» **Required action**:
Only a number is required: the count of lines in the material below that contain "Daily".

━━━━━━

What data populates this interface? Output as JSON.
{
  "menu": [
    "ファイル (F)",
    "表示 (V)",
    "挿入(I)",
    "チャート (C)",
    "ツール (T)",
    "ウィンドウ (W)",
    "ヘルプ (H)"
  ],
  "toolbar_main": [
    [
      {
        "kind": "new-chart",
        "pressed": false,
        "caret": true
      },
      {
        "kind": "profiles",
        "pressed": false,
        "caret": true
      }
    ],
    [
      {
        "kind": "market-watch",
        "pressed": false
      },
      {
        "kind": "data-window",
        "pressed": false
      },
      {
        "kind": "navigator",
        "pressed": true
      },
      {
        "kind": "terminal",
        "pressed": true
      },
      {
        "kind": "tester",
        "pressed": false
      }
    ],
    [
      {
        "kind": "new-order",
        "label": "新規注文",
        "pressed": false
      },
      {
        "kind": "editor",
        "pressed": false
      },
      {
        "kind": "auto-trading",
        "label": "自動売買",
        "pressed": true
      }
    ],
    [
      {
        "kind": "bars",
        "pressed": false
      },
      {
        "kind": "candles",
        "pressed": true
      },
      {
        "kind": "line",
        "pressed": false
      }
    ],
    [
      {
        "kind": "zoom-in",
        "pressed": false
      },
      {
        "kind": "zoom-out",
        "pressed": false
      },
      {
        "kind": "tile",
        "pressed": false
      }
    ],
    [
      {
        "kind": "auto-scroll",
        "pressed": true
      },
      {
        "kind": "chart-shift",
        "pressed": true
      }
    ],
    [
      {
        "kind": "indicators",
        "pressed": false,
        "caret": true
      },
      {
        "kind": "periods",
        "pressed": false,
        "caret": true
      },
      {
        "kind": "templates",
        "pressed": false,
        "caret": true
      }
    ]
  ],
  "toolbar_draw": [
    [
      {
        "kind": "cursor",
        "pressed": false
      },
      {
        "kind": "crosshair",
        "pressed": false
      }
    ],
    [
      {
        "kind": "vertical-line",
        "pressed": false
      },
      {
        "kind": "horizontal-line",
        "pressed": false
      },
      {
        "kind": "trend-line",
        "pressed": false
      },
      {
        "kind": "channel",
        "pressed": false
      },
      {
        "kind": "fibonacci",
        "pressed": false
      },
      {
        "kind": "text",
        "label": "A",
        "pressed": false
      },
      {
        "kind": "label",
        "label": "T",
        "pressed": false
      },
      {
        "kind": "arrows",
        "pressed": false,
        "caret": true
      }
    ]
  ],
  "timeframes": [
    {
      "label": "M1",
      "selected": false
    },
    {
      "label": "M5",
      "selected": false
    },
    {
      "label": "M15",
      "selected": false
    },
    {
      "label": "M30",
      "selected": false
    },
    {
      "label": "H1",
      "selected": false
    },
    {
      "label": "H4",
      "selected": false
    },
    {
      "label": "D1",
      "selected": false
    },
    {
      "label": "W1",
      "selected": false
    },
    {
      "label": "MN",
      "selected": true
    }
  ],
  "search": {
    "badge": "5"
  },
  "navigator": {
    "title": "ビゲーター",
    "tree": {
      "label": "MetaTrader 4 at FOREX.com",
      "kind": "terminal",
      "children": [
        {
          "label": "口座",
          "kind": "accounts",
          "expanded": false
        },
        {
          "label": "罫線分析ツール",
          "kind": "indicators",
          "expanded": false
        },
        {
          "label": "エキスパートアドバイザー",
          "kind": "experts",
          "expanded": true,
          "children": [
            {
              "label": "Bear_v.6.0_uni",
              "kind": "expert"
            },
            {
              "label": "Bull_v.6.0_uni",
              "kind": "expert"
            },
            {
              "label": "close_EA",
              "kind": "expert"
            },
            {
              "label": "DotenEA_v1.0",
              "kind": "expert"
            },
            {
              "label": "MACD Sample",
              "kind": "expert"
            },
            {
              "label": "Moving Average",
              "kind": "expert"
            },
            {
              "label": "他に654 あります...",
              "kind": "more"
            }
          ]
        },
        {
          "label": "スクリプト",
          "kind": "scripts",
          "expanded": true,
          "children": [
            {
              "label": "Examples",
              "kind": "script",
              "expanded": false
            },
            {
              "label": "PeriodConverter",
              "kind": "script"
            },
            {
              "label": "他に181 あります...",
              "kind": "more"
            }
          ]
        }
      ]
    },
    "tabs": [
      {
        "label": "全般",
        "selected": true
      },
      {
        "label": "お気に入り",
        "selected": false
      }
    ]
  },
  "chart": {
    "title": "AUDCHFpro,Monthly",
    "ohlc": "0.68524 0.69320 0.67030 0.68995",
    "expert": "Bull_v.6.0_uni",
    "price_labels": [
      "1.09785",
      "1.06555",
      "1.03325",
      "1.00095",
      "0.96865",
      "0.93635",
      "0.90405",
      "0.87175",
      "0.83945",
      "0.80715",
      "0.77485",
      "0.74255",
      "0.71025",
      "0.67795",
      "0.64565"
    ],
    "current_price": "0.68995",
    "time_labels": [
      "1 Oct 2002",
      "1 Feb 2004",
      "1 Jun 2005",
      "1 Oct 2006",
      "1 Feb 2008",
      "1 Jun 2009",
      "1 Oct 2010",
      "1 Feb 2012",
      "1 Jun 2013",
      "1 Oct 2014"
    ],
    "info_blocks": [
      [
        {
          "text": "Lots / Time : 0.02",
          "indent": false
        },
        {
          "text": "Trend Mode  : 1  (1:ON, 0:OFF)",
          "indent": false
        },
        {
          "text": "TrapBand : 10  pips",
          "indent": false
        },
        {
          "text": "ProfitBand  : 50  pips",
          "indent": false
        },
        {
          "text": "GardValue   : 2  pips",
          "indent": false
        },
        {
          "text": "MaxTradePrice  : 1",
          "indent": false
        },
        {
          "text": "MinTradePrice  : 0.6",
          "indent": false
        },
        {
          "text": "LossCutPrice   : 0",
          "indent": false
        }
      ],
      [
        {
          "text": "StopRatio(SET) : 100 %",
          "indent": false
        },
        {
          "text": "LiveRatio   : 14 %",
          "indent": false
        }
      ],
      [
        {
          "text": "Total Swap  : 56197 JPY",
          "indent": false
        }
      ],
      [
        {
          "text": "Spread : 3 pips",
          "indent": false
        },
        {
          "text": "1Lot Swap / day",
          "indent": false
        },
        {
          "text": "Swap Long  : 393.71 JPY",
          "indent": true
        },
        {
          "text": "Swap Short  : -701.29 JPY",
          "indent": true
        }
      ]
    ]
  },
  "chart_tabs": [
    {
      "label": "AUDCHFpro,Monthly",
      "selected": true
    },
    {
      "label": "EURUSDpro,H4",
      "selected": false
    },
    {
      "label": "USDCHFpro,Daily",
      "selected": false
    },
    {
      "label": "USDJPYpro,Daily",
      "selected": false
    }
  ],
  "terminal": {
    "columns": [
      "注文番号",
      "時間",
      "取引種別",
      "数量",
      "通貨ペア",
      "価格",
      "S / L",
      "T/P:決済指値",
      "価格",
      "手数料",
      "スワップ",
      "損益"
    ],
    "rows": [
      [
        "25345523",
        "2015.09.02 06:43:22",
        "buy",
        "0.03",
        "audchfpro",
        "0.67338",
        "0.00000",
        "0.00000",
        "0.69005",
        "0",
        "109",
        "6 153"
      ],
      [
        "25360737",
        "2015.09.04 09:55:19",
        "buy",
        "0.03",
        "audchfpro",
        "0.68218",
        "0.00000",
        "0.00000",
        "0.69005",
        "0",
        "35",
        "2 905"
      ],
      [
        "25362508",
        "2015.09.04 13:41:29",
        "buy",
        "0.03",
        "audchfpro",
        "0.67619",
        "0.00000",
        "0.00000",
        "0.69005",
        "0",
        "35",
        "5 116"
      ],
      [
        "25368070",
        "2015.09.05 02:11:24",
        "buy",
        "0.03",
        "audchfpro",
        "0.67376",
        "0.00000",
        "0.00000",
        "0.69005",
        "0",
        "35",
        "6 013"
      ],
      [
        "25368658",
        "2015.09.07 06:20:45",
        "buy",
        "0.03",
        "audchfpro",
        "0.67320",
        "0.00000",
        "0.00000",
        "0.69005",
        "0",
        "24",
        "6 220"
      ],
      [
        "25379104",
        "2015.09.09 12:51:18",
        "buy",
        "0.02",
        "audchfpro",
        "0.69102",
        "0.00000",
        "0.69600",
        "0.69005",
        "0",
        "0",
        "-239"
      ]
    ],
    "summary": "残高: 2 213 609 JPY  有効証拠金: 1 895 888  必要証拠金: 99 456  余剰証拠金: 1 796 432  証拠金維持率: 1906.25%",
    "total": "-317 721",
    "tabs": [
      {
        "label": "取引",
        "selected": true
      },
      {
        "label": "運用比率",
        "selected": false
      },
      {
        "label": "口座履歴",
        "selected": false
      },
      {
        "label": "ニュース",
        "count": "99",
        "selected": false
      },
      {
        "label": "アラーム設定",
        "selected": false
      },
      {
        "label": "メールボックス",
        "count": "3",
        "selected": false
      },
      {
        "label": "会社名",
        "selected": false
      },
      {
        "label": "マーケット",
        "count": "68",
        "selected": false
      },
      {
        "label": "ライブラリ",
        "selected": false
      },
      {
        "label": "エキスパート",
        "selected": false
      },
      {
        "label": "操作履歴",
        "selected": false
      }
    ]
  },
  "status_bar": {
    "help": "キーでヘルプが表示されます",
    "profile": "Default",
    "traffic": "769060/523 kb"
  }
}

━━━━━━

» **Task answer**:
2